→ What is being asked: Where a line below includes the word "hint", copy that line.

(Interface dataset entries)
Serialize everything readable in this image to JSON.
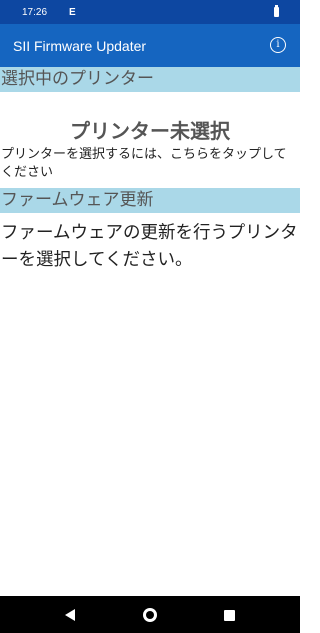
{
  "status_bar": {
    "time": "17:26",
    "sim_indicator": "E"
  },
  "app_bar": {
    "title": "SII Firmware Updater",
    "info_icon": "info-icon",
    "info_glyph": "i"
  },
  "printer_section": {
    "header": "選択中のプリンター",
    "status": "プリンター未選択",
    "hint": "プリンターを選択するには、こちらをタップしてください"
  },
  "firmware_section": {
    "header": "ファームウェア更新",
    "hint": "ファームウェアの更新を行うプリンターを選択してください。"
  },
  "nav_bar": {
    "back_icon": "back-icon",
    "home_icon": "home-icon",
    "recent_icon": "recent-apps-icon"
  },
  "colors": {
    "status_bar": "#0d47a1",
    "app_bar": "#1565c0",
    "section_header": "#aad8e8",
    "nav_bar": "#000000"
  }
}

→ Expected answer:
    "hint": "プリンターを選択するには、こちらをタップしてください"
    "hint": "ファームウェアの更新を行うプリンターを選択してください。"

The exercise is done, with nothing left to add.